I was privy to a conversation the other day where a few people were talking about how the MMO subscription model was completely dead. This conversation happened in World of Warcraft, where all participants were actively paying a subscription.
The people against subscriptions made their stance very clear: Any MMO to release with a subscription is destined to fail, and it will fail because it has a subscription. They offered up no reason why, or how games without a subscription would succeed, or any counter to why WoW could have a subscription and be just fine.
I have a very strong opinion about subscriptions.
Subscriptions are Alive and Well
Our world operates on subscriptions. We pay subscriptions for many things, and most of the time we do so willingly. Sometimes it’s because we are captive and have absolutely no choice, but many times we seek them out.
Here are a few of my subscriptions which I willingly pay in order to gain access to a product or a service:
Adobe Creative Suite
World of Warcraft
That’s just a few. I’m not even including things like cell phone data plans, internet connections, tv plans (or subsequent added channels), marketing tools for my businesses, game servers, website hosting, or my Disneyland Annual Pass.
Why Do We Pay Subscriptions?
This one is simple: We value what we receive.
The opposite is also true. We cancel subscriptions when we do not enjoy them, or when our price sensitivity threshold is breached and what we pay no longer justifies the fun/utility/service we receive. When someone says, “I can’t afford that” they often mean “I don’t want to pay that much.” The people who truly “can’t” afford the subscription are often a very, very small percentage.
MMORPGs and Subscriptions
Subscriptions for MMOs became taboo during the great F2P movement. The marketing weasels spent millions on campaigns to brain wash people into thinking that games should be free, and that F2P MMOs can have the same amount of depth and scope as any subscription game. I’m still waiting I’ve been demanding proof of that now for over 6 years.
At the same time, games releasing with subscriptions were absolute garbage. They tried so hard at being themepark clones in order to act as cash grabs to pay investors, and never — ever — had a plan to last longer than a year. They all had built-in exit strategies, and their employees often had new jobs lined up weeks after they launched. No one would or should pay a subscription for crap.

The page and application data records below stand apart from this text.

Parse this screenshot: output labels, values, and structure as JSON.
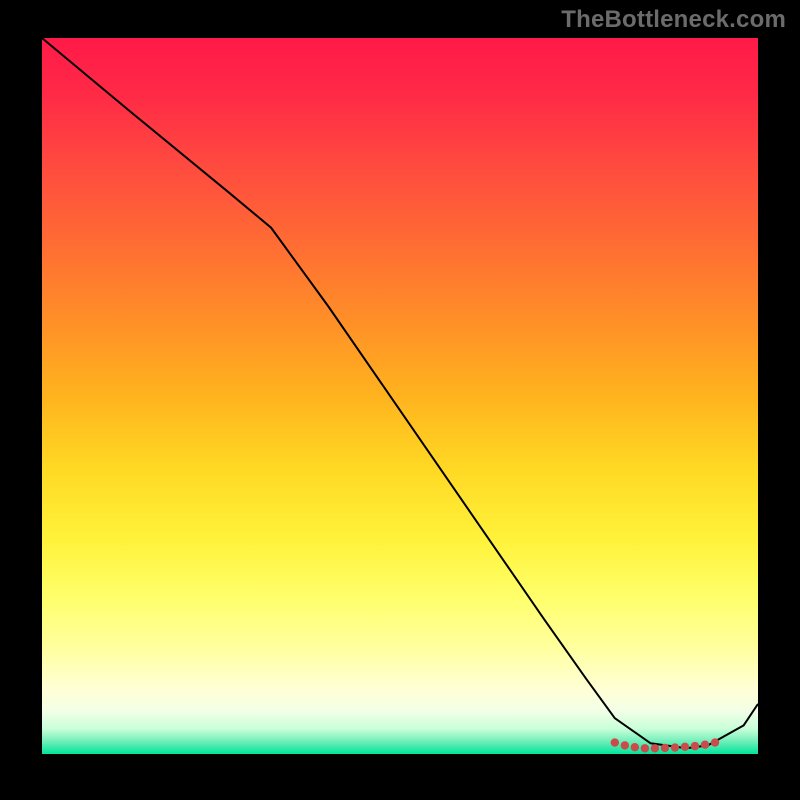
{
  "watermark": "TheBottleneck.com",
  "chart_data": {
    "type": "line",
    "title": "",
    "xlabel": "",
    "ylabel": "",
    "xlim": [
      0,
      100
    ],
    "ylim": [
      0,
      100
    ],
    "grid": false,
    "series": [
      {
        "name": "curve",
        "color": "#000000",
        "x": [
          0,
          12,
          26,
          32,
          40,
          50,
          60,
          70,
          76,
          80,
          85,
          90,
          93,
          98,
          100
        ],
        "y": [
          100,
          90,
          78.5,
          73.5,
          62.5,
          48,
          33.5,
          19,
          10.5,
          5,
          1.5,
          0.8,
          1.2,
          4,
          7
        ]
      }
    ],
    "markers": {
      "name": "bottom-cluster",
      "color": "#cc4a4a",
      "size": 4.2,
      "x": [
        80,
        81.4,
        82.8,
        84.2,
        85.6,
        87,
        88.4,
        89.8,
        91.2,
        92.6,
        94
      ],
      "y": [
        1.6,
        1.2,
        0.95,
        0.8,
        0.8,
        0.85,
        0.9,
        1.0,
        1.1,
        1.3,
        1.6
      ]
    }
  }
}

Afraid for their numbers, or under the thumb of ignorant executives, many long-standing subscription MMOs also turned F2P in order to appeal to this new “market” of “MMO gamers” who would be the “future” of the industry.
The F2P movement, combined with garbage games, created this perfect storm of misinformation. With the F2P marketing weasels telling people subscriptions were bad, and subscription games sucking eggs, it wasn’t hard for ignorance to spread like wildfire. Before we knew it, subscriptions were “clearly” to blame for why these games failed.
Now the “future” of the industry and those “MMO gamers” have mostly all moved on and retained their ignorance about the subscription models being bad for games.
I’ll Gladly Pay
I will happily pay subscriptions to multiple MMORPGs. Any MMO with the scope and depth I’m looking for, with great mechanics gameplay, that can keep my attention deserves my money. To simplify, I will pay a subscription for a great game. I absolutely will not pay a subscription for a crappy game or service. That’s not unique to MMOs.
There is no data anywhere in existence that contradicts the idea that people are happy to pay for something of quality that they actually want. So when I hear people preaching that subscriptions can never work — especially while having that conversation in a game they’re paying a subscription for — it’s simply no wonder the industry is where it’s at.
Climbing Out of the Hole
The MMO industry is slowly climbing out of the hole it dug itself into. It’s going to be a long climb. We’re going to see a lot of indie devs taking a stab at things because there aren’t a lot of juggernauts to dominate the headlines. MMO news sites are covering anything they can get their hands on, desperate for a story.
I fear that low budgets will lead many down the path of low quality, and there will be an unfortunate (and inaccurate) association between quality and niche. Indie devs will try to make niche games, and we’ll see another wave of “niche games don’t succeed” when once a gain it’s a case of quality being the issue. Anyway, I digress.
Value will return; Subscriptions will return with it. Groupthink will continue to fail. Indie games will rise and fall as always, and the wheat will naturally separate itself from the chaff. As in all things, it’s simply a matter of time.
Subscriptions are dead. Long live subscriptions!